Start of Source information
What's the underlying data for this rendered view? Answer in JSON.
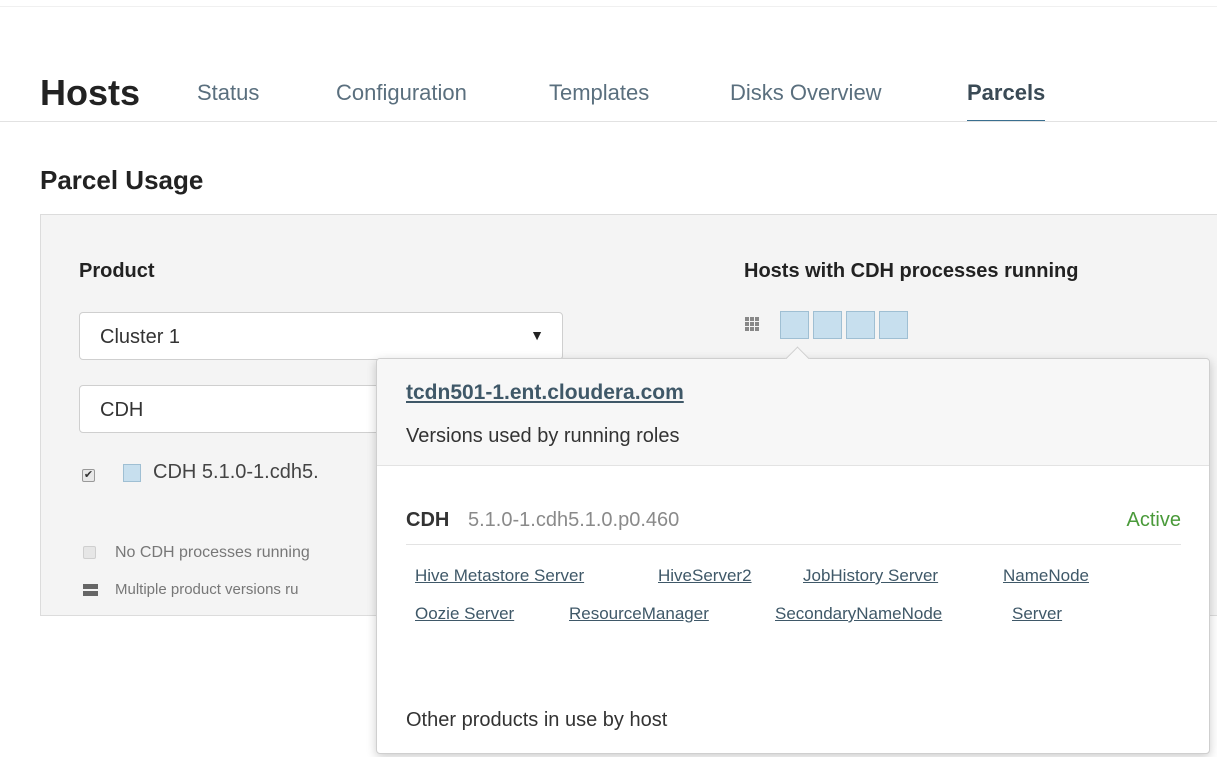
{
  "header": {
    "title": "Hosts",
    "tabs": [
      "Status",
      "Configuration",
      "Templates",
      "Disks Overview",
      "Parcels"
    ],
    "active_tab": "Parcels"
  },
  "section_title": "Parcel Usage",
  "product": {
    "label": "Product",
    "cluster_select": "Cluster 1",
    "product_select": "CDH",
    "parcel_item": "CDH 5.1.0-1.cdh5.",
    "parcel_checked": true
  },
  "hosts": {
    "label": "Hosts with CDH processes running",
    "count": 4
  },
  "legend": {
    "no_processes": "No CDH processes running",
    "multiple_versions": "Multiple product versions ru"
  },
  "popover": {
    "host": "tcdn501-1.ent.cloudera.com",
    "subtitle": "Versions used by running roles",
    "parcel_name": "CDH",
    "parcel_version": "5.1.0-1.cdh5.1.0.p0.460",
    "parcel_status": "Active",
    "roles_row1": [
      "Hive Metastore Server",
      "HiveServer2",
      "JobHistory Server",
      "NameNode"
    ],
    "roles_row2": [
      "Oozie Server",
      "ResourceManager",
      "SecondaryNameNode",
      "Server"
    ],
    "footer": "Other products in use by host"
  },
  "colors": {
    "host_box": "#c7dfee",
    "active_status": "#4a9a3a",
    "link": "#3f5868"
  }
}
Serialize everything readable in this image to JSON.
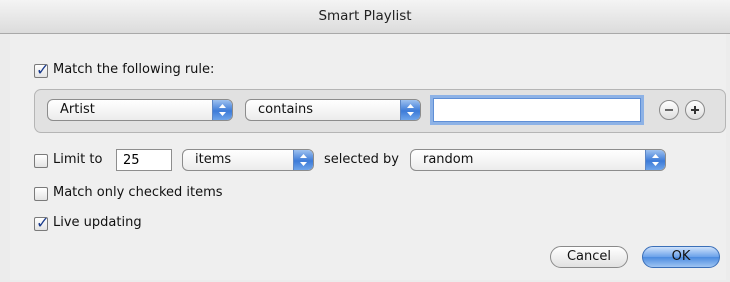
{
  "window": {
    "title": "Smart Playlist"
  },
  "match_rule": {
    "checked": true,
    "label": "Match the following rule:"
  },
  "rule": {
    "field": "Artist",
    "operator": "contains",
    "value": "",
    "remove_icon": "minus-circle-icon",
    "add_icon": "plus-circle-icon"
  },
  "limit": {
    "checked": false,
    "label": "Limit to",
    "count": "25",
    "unit": "items",
    "selected_by_label": "selected by",
    "selected_by_value": "random"
  },
  "match_checked": {
    "checked": false,
    "label": "Match only checked items"
  },
  "live_updating": {
    "checked": true,
    "label": "Live updating"
  },
  "buttons": {
    "cancel": "Cancel",
    "ok": "OK"
  },
  "colors": {
    "accent": "#3d7bd8",
    "check": "#1a3b8c",
    "focus_ring": "#8db2e6"
  }
}
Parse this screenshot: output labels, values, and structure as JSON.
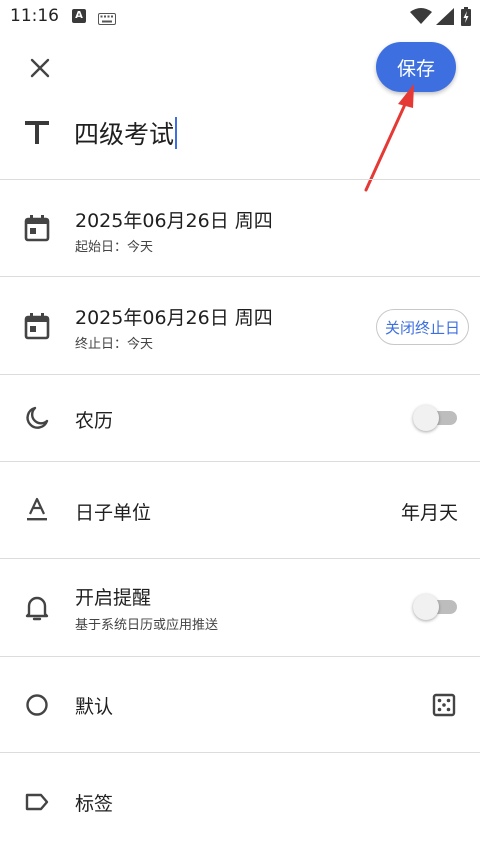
{
  "status_bar": {
    "time": "11:16",
    "notification_letter": "A",
    "icons": [
      "keyboard-icon",
      "wifi-icon",
      "signal-icon",
      "battery-icon"
    ]
  },
  "header": {
    "save_label": "保存",
    "title_value": "四级考试",
    "accent_color": "#3d6fe0",
    "annotation_arrow_color": "#e53935"
  },
  "rows": {
    "start_date": {
      "title": "2025年06月26日 周四",
      "subtitle": "起始日：今天",
      "icon": "calendar-icon"
    },
    "end_date": {
      "title": "2025年06月26日 周四",
      "subtitle": "终止日：今天",
      "icon": "calendar-icon",
      "chip_label": "关闭终止日"
    },
    "lunar": {
      "title": "农历",
      "icon": "moon-icon",
      "toggle_on": false
    },
    "unit": {
      "title": "日子单位",
      "value": "年月天",
      "icon": "text-format-icon"
    },
    "reminder": {
      "title": "开启提醒",
      "subtitle": "基于系统日历或应用推送",
      "icon": "bell-icon",
      "toggle_on": false
    },
    "default": {
      "title": "默认",
      "icon": "circle-icon",
      "action_icon": "dice-icon"
    },
    "tag": {
      "title": "标签",
      "icon": "label-icon"
    }
  }
}
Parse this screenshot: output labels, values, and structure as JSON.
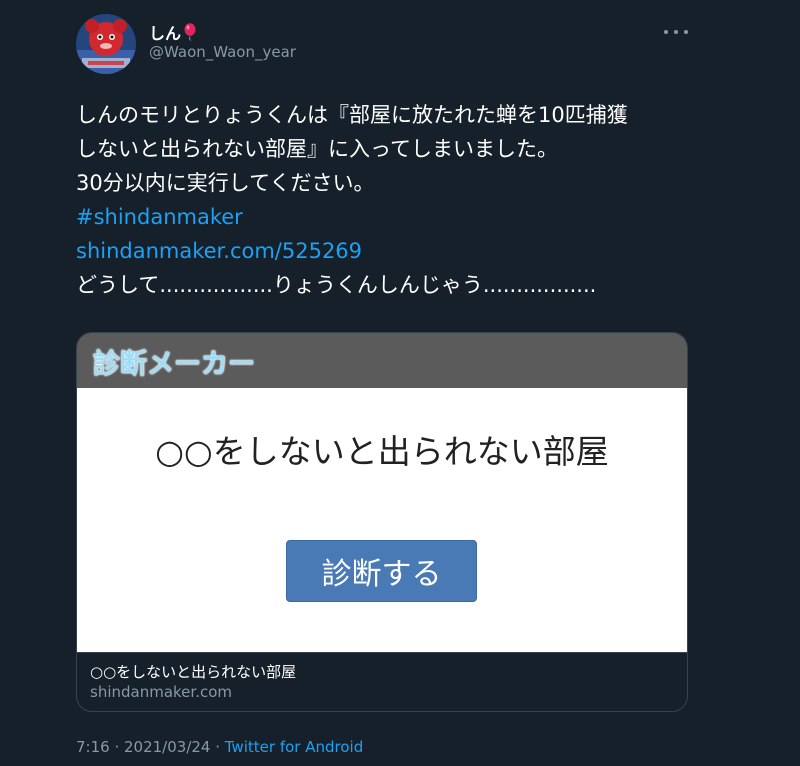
{
  "user": {
    "display_name": "しん",
    "name_emoji_icon": "red-balloon-icon",
    "handle": "@Waon_Waon_year",
    "avatar_icon": "avatar-photo"
  },
  "menu": {
    "icon": "more-options-icon"
  },
  "tweet": {
    "lines": [
      "しんのモリとりょうくんは『部屋に放たれた蝉を10匹捕獲",
      "しないと出られない部屋』に入ってしまいました。",
      "30分以内に実行してください。"
    ],
    "hashtag": "#shindanmaker",
    "link": "shindanmaker.com/525269",
    "last_line": "どうして.................りょうくんしんじゃう................."
  },
  "card": {
    "logo_text": "診断メーカー",
    "image_title": "○○をしないと出られない部屋",
    "button_label": "診断する",
    "title": "○○をしないと出られない部屋",
    "domain": "shindanmaker.com"
  },
  "meta": {
    "time": "7:16",
    "separator1": " · ",
    "date": "2021/03/24",
    "separator2": " · ",
    "source": "Twitter for Android"
  },
  "colors": {
    "background": "#15202b",
    "text": "#ffffff",
    "secondary": "#8899a6",
    "link": "#1da1f2",
    "border": "#38444d",
    "card_header": "#5b5b5b",
    "button": "#4a7ab6"
  }
}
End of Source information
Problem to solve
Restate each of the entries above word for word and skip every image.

Result of the task
What's the underlying data for this rendered view? Answer in JSON.
{
  "header": {
    "title": "Hosts",
    "tabs": [
      "Status",
      "Configuration",
      "Templates",
      "Disks Overview",
      "Parcels"
    ],
    "active_tab": "Parcels"
  },
  "section_title": "Parcel Usage",
  "product": {
    "label": "Product",
    "cluster_select": "Cluster 1",
    "product_select": "CDH",
    "parcel_item": "CDH 5.1.0-1.cdh5.",
    "parcel_checked": true
  },
  "hosts": {
    "label": "Hosts with CDH processes running",
    "count": 4
  },
  "legend": {
    "no_processes": "No CDH processes running",
    "multiple_versions": "Multiple product versions ru"
  },
  "popover": {
    "host": "tcdn501-1.ent.cloudera.com",
    "subtitle": "Versions used by running roles",
    "parcel_name": "CDH",
    "parcel_version": "5.1.0-1.cdh5.1.0.p0.460",
    "parcel_status": "Active",
    "roles_row1": [
      "Hive Metastore Server",
      "HiveServer2",
      "JobHistory Server",
      "NameNode"
    ],
    "roles_row2": [
      "Oozie Server",
      "ResourceManager",
      "SecondaryNameNode",
      "Server"
    ],
    "footer": "Other products in use by host"
  },
  "colors": {
    "host_box": "#c7dfee",
    "active_status": "#4a9a3a",
    "link": "#3f5868"
  }
}
Serialize everything readable in this image to JSON.
{
  "window": {
    "title": "Smart Playlist"
  },
  "match_rule": {
    "checked": true,
    "label": "Match the following rule:"
  },
  "rule": {
    "field": "Artist",
    "operator": "contains",
    "value": "",
    "remove_icon": "minus-circle-icon",
    "add_icon": "plus-circle-icon"
  },
  "limit": {
    "checked": false,
    "label": "Limit to",
    "count": "25",
    "unit": "items",
    "selected_by_label": "selected by",
    "selected_by_value": "random"
  },
  "match_checked": {
    "checked": false,
    "label": "Match only checked items"
  },
  "live_updating": {
    "checked": true,
    "label": "Live updating"
  },
  "buttons": {
    "cancel": "Cancel",
    "ok": "OK"
  },
  "colors": {
    "accent": "#3d7bd8",
    "check": "#1a3b8c",
    "focus_ring": "#8db2e6"
  }
}
Parse this screenshot: output labels, values, and structure as JSON.
{
  "status_bar": {
    "time": "11:16",
    "notification_letter": "A",
    "icons": [
      "keyboard-icon",
      "wifi-icon",
      "signal-icon",
      "battery-icon"
    ]
  },
  "header": {
    "save_label": "保存",
    "title_value": "四级考试",
    "accent_color": "#3d6fe0",
    "annotation_arrow_color": "#e53935"
  },
  "rows": {
    "start_date": {
      "title": "2025年06月26日 周四",
      "subtitle": "起始日：今天",
      "icon": "calendar-icon"
    },
    "end_date": {
      "title": "2025年06月26日 周四",
      "subtitle": "终止日：今天",
      "icon": "calendar-icon",
      "chip_label": "关闭终止日"
    },
    "lunar": {
      "title": "农历",
      "icon": "moon-icon",
      "toggle_on": false
    },
    "unit": {
      "title": "日子单位",
      "value": "年月天",
      "icon": "text-format-icon"
    },
    "reminder": {
      "title": "开启提醒",
      "subtitle": "基于系统日历或应用推送",
      "icon": "bell-icon",
      "toggle_on": false
    },
    "default": {
      "title": "默认",
      "icon": "circle-icon",
      "action_icon": "dice-icon"
    },
    "tag": {
      "title": "标签",
      "icon": "label-icon"
    }
  }
}
Parse this screenshot: output labels, values, and structure as JSON.
{
  "user": {
    "display_name": "しん",
    "name_emoji_icon": "red-balloon-icon",
    "handle": "@Waon_Waon_year",
    "avatar_icon": "avatar-photo"
  },
  "menu": {
    "icon": "more-options-icon"
  },
  "tweet": {
    "lines": [
      "しんのモリとりょうくんは『部屋に放たれた蝉を10匹捕獲",
      "しないと出られない部屋』に入ってしまいました。",
      "30分以内に実行してください。"
    ],
    "hashtag": "#shindanmaker",
    "link": "shindanmaker.com/525269",
    "last_line": "どうして.................りょうくんしんじゃう................."
  },
  "card": {
    "logo_text": "診断メーカー",
    "image_title": "○○をしないと出られない部屋",
    "button_label": "診断する",
    "title": "○○をしないと出られない部屋",
    "domain": "shindanmaker.com"
  },
  "meta": {
    "time": "7:16",
    "separator1": " · ",
    "date": "2021/03/24",
    "separator2": " · ",
    "source": "Twitter for Android"
  },
  "colors": {
    "background": "#15202b",
    "text": "#ffffff",
    "secondary": "#8899a6",
    "link": "#1da1f2",
    "border": "#38444d",
    "card_header": "#5b5b5b",
    "button": "#4a7ab6"
  }
}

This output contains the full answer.